Among the most heart-breaking news I’ve heard this week is the Shikarpur incident. With more than sixty dead and counting, it has not been an easy thing to ignore. Yet we had one day of mourning, only in Sindh while the rest of the country went by its business. The reaction from a small but growing group of civil society under the leadership of Jibran Nasir is a positive development but I fear that it may be too late to save us from ourselves.

As the media has reported, when the convicted killer of Governor Punjab Salman Taseer, so called “ghazi” MumtazQadri was brought to Islamabad High Court, his legal team outnumbered the police presence there. Reportedly, over 90 lawyers volunteered for his defense team. That, precisely, is where the root of the problem lies.

The extremist narrative that leads to educated men, who are there to uphold and serve the law to glorify a murderer is the same narrative that is used by those that kill people praying in a mosque, saying mass in a church or even children studying in schools. It is the same narrative that claims all of them to be “kaafir” and is used to justify murders. And the fact that this extremist narrative, which can be traced as far back as the Ayub administration or even the Objective Resolution, has penetrated far enough into our youth and the established champions is worrying to say the least.

We can think of radical Islamist elements like TTP, LeJ and Sipah-e-Sahaba as a sort of mafia. They are our version of the Italian mob that infested the United States in the early part of the twentieth century. They get their power not just from their funds from places like Saudi Arabia or their ideology. Money or ideologies are not video-game power-ups. They get their power from the terror they instill into people by murdering them in cold blood and the terrorist campaigns. They get their power from their long and well maintained criminal empires, ranging from extortion to kidnapping. Finally, they gain their power from the support they get from the common masses. The people that are affected by their narratives.

Given that their narrative is basically a religious ideology, no matter how twisted it is, makes them even more dangerous than the mafia. The fact that they espouse a type of ideology that people already would die for, combined with the decades of indoctrination and hate in our educational institutions and madrassas makes us a volcano that is just on the brink of eruption.

The two incidents I mentioned are only the tip of the iceberg. The rest of it you can observe yourself.In the streets and in the libraries.In the educational institutions to the office chatter. Everywhere, you will find people who will seem to be against the murders yet would whisper that maybe the perpetrators were right. Maybe it is what Islam wants.
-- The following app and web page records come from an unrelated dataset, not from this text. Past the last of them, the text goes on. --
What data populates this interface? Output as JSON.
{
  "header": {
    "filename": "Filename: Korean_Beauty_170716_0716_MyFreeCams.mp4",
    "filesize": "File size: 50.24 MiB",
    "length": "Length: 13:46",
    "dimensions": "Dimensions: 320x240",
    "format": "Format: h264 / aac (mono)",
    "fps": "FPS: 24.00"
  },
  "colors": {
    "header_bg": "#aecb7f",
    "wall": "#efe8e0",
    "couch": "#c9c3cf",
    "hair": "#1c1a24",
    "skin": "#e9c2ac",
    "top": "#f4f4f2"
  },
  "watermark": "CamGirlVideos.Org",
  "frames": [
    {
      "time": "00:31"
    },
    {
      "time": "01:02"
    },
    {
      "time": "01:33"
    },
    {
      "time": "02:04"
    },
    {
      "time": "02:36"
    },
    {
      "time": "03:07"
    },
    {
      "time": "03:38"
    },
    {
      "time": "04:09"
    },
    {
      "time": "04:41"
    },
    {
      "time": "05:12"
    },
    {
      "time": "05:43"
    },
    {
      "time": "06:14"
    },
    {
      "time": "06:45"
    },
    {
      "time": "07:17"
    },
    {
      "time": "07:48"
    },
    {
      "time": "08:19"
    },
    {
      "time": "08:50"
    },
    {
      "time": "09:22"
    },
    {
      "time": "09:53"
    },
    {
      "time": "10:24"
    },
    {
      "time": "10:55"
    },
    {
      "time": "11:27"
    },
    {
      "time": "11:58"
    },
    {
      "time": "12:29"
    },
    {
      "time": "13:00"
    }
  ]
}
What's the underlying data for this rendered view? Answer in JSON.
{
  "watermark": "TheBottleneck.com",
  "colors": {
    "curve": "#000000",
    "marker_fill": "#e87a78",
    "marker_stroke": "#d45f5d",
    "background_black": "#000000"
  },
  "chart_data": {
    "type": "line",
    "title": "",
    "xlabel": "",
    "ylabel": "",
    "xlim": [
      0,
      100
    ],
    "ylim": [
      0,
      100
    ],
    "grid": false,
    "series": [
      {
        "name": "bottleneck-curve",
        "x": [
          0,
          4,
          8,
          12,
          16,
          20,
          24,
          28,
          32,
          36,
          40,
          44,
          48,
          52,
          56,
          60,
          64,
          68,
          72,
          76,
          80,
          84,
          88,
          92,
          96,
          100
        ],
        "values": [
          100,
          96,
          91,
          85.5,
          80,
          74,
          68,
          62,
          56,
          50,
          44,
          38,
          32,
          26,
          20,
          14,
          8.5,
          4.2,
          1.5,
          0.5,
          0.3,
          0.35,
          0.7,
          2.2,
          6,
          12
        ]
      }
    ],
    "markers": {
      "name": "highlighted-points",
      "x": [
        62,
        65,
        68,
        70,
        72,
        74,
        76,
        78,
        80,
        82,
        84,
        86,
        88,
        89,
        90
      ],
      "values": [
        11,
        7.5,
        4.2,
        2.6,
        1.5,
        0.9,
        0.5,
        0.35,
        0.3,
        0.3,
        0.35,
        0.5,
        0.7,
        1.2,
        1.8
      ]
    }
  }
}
Until and unless that narrative is rooted out we will continue to see more murderers that are glorified, more coffins and more mosques that are red with blood. We have to question ourselves, do we want more mosques bombed, more wives widowed, children made orphans, or do we want to move into an enlightened age where we do not have to fear for our lives every second.

The answer should be the reason why we can’t let the extremist narrative dominate our lives. Why we can’t let more people glorifying a murderer. Why we can’t let the local mosque imam spout hate speech about other sects. That’s the only way we can survive.

The 27 bullets that were fired four years ago are still in motion. They are the same bullets that killed the kids in APS Peshawar. They are the same explosive power that killed sixty people in Shikarpur. And the bullets weren’t fired from the guns. They are the bullets that were shouted from loud speakers by the hate mongers. The peddlers of the narrative of extremism. This is a war for survival. We have to pick our sides.